[Data records for software interfaces]
☆ ☆ ☆ ☆ ☆
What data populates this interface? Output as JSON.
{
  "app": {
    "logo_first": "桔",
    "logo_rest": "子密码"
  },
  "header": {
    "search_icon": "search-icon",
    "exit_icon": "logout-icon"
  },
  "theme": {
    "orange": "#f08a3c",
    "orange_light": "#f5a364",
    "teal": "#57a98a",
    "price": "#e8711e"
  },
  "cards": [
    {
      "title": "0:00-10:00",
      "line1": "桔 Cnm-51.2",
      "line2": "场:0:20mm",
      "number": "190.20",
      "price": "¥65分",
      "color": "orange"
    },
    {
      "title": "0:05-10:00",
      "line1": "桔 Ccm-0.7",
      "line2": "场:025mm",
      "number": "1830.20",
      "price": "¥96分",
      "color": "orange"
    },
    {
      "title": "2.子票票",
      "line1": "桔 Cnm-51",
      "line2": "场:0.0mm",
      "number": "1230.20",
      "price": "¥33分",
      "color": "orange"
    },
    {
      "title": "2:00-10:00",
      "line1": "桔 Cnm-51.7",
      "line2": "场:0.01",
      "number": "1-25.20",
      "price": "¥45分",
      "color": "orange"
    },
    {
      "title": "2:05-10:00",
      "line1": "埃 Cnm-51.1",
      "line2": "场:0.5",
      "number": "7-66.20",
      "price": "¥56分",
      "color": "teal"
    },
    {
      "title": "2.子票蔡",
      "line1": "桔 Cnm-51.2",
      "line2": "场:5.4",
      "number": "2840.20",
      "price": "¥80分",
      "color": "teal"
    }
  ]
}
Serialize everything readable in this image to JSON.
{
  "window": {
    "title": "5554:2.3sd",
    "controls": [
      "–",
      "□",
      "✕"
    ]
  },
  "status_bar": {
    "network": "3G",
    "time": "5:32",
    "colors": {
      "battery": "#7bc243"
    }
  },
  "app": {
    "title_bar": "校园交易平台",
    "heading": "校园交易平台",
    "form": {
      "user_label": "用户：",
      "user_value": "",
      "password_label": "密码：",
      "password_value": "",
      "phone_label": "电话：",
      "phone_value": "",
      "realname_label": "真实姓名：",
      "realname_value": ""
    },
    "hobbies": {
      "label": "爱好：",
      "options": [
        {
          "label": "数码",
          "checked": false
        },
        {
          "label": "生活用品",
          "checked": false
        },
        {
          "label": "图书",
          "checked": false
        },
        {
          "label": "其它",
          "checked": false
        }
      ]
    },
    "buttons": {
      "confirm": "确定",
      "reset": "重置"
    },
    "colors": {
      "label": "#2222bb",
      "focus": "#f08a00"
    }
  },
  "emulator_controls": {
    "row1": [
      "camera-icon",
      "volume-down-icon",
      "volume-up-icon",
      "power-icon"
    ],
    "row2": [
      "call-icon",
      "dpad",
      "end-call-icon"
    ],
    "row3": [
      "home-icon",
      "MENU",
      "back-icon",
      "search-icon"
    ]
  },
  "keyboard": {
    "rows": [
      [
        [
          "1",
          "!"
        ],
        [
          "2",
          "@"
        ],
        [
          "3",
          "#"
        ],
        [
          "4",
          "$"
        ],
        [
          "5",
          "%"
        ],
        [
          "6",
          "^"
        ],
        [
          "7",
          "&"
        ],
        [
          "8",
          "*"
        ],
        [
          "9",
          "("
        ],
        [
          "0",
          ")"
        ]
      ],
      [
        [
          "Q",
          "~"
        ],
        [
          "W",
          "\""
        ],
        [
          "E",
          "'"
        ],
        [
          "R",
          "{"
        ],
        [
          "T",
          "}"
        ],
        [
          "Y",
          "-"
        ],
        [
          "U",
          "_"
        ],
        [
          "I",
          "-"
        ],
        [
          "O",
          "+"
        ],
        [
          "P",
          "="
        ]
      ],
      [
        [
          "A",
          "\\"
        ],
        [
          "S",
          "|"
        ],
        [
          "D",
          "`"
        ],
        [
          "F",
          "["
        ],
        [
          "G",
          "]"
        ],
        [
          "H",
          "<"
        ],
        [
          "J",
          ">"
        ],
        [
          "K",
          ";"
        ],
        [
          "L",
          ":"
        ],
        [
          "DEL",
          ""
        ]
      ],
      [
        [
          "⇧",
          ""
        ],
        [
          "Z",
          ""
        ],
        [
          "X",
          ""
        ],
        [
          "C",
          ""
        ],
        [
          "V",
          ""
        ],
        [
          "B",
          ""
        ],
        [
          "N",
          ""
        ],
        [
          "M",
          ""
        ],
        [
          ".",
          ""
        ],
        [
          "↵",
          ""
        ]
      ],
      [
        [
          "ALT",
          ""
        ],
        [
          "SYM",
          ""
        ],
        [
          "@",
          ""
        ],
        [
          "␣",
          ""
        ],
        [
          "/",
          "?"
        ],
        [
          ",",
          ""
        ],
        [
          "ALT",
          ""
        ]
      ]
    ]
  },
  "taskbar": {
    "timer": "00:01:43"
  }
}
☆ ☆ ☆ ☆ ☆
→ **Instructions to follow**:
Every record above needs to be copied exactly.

→ **Exercise response**:
What data populates this interface? Output as JSON.
{
  "app": {
    "logo_first": "桔",
    "logo_rest": "子密码"
  },
  "header": {
    "search_icon": "search-icon",
    "exit_icon": "logout-icon"
  },
  "theme": {
    "orange": "#f08a3c",
    "orange_light": "#f5a364",
    "teal": "#57a98a",
    "price": "#e8711e"
  },
  "cards": [
    {
      "title": "0:00-10:00",
      "line1": "桔 Cnm-51.2",
      "line2": "场:0:20mm",
      "number": "190.20",
      "price": "¥65分",
      "color": "orange"
    },
    {
      "title": "0:05-10:00",
      "line1": "桔 Ccm-0.7",
      "line2": "场:025mm",
      "number": "1830.20",
      "price": "¥96分",
      "color": "orange"
    },
    {
      "title": "2.子票票",
      "line1": "桔 Cnm-51",
      "line2": "场:0.0mm",
      "number": "1230.20",
      "price": "¥33分",
      "color": "orange"
    },
    {
      "title": "2:00-10:00",
      "line1": "桔 Cnm-51.7",
      "line2": "场:0.01",
      "number": "1-25.20",
      "price": "¥45分",
      "color": "orange"
    },
    {
      "title": "2:05-10:00",
      "line1": "埃 Cnm-51.1",
      "line2": "场:0.5",
      "number": "7-66.20",
      "price": "¥56分",
      "color": "teal"
    },
    {
      "title": "2.子票蔡",
      "line1": "桔 Cnm-51.2",
      "line2": "场:5.4",
      "number": "2840.20",
      "price": "¥80分",
      "color": "teal"
    }
  ]
}
Serialize everything readable in this image to JSON.
{
  "window": {
    "title": "5554:2.3sd",
    "controls": [
      "–",
      "□",
      "✕"
    ]
  },
  "status_bar": {
    "network": "3G",
    "time": "5:32",
    "colors": {
      "battery": "#7bc243"
    }
  },
  "app": {
    "title_bar": "校园交易平台",
    "heading": "校园交易平台",
    "form": {
      "user_label": "用户：",
      "user_value": "",
      "password_label": "密码：",
      "password_value": "",
      "phone_label": "电话：",
      "phone_value": "",
      "realname_label": "真实姓名：",
      "realname_value": ""
    },
    "hobbies": {
      "label": "爱好：",
      "options": [
        {
          "label": "数码",
          "checked": false
        },
        {
          "label": "生活用品",
          "checked": false
        },
        {
          "label": "图书",
          "checked": false
        },
        {
          "label": "其它",
          "checked": false
        }
      ]
    },
    "buttons": {
      "confirm": "确定",
      "reset": "重置"
    },
    "colors": {
      "label": "#2222bb",
      "focus": "#f08a00"
    }
  },
  "emulator_controls": {
    "row1": [
      "camera-icon",
      "volume-down-icon",
      "volume-up-icon",
      "power-icon"
    ],
    "row2": [
      "call-icon",
      "dpad",
      "end-call-icon"
    ],
    "row3": [
      "home-icon",
      "MENU",
      "back-icon",
      "search-icon"
    ]
  },
  "keyboard": {
    "rows": [
      [
        [
          "1",
          "!"
        ],
        [
          "2",
          "@"
        ],
        [
          "3",
          "#"
        ],
        [
          "4",
          "$"
        ],
        [
          "5",
          "%"
        ],
        [
          "6",
          "^"
        ],
        [
          "7",
          "&"
        ],
        [
          "8",
          "*"
        ],
        [
          "9",
          "("
        ],
        [
          "0",
          ")"
        ]
      ],
      [
        [
          "Q",
          "~"
        ],
        [
          "W",
          "\""
        ],
        [
          "E",
          "'"
        ],
        [
          "R",
          "{"
        ],
        [
          "T",
          "}"
        ],
        [
          "Y",
          "-"
        ],
        [
          "U",
          "_"
        ],
        [
          "I",
          "-"
        ],
        [
          "O",
          "+"
        ],
        [
          "P",
          "="
        ]
      ],
      [
        [
          "A",
          "\\"
        ],
        [
          "S",
          "|"
        ],
        [
          "D",
          "`"
        ],
        [
          "F",
          "["
        ],
        [
          "G",
          "]"
        ],
        [
          "H",
          "<"
        ],
        [
          "J",
          ">"
        ],
        [
          "K",
          ";"
        ],
        [
          "L",
          ":"
        ],
        [
          "DEL",
          ""
        ]
      ],
      [
        [
          "⇧",
          ""
        ],
        [
          "Z",
          ""
        ],
        [
          "X",
          ""
        ],
        [
          "C",
          ""
        ],
        [
          "V",
          ""
        ],
        [
          "B",
          ""
        ],
        [
          "N",
          ""
        ],
        [
          "M",
          ""
        ],
        [
          ".",
          ""
        ],
        [
          "↵",
          ""
        ]
      ],
      [
        [
          "ALT",
          ""
        ],
        [
          "SYM",
          ""
        ],
        [
          "@",
          ""
        ],
        [
          "␣",
          ""
        ],
        [
          "/",
          "?"
        ],
        [
          ",",
          ""
        ],
        [
          "ALT",
          ""
        ]
      ]
    ]
  },
  "taskbar": {
    "timer": "00:01:43"
  }
}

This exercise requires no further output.